**TASK ITEM**
Copy every line of the entries that has the string "icon" in it.

**INPUT DATA**
- Opening Delimiter -

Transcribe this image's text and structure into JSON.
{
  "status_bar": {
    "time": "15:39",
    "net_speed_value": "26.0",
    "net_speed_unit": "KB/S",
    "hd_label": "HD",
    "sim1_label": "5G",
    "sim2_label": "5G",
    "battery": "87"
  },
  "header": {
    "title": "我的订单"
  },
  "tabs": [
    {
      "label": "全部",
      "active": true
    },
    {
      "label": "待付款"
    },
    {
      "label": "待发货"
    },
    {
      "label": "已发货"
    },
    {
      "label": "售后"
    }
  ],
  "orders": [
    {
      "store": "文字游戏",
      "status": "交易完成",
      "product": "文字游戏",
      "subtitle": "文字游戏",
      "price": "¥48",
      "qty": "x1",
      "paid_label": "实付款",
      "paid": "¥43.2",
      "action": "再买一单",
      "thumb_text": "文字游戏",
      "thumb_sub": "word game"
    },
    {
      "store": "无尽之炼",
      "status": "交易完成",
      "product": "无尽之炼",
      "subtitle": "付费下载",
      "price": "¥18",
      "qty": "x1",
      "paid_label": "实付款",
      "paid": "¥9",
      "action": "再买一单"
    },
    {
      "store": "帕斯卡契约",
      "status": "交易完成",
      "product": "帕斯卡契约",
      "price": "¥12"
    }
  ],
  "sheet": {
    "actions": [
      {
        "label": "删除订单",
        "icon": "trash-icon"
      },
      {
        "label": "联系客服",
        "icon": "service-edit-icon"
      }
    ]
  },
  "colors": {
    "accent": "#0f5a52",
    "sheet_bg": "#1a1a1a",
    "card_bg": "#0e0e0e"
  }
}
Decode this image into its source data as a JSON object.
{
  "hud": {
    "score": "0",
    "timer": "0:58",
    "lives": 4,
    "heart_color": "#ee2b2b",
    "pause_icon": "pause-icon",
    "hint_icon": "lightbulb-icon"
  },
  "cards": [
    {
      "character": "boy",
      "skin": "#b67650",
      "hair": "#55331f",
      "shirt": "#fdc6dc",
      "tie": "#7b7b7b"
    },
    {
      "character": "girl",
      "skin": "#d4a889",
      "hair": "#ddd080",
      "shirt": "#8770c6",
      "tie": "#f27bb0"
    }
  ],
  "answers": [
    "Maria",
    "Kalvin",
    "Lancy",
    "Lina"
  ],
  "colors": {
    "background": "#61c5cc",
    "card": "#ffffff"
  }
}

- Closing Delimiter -

**THE ANSWER**
        "icon": "trash-icon"
        "icon": "service-edit-icon"
    "pause_icon": "pause-icon",
    "hint_icon": "lightbulb-icon"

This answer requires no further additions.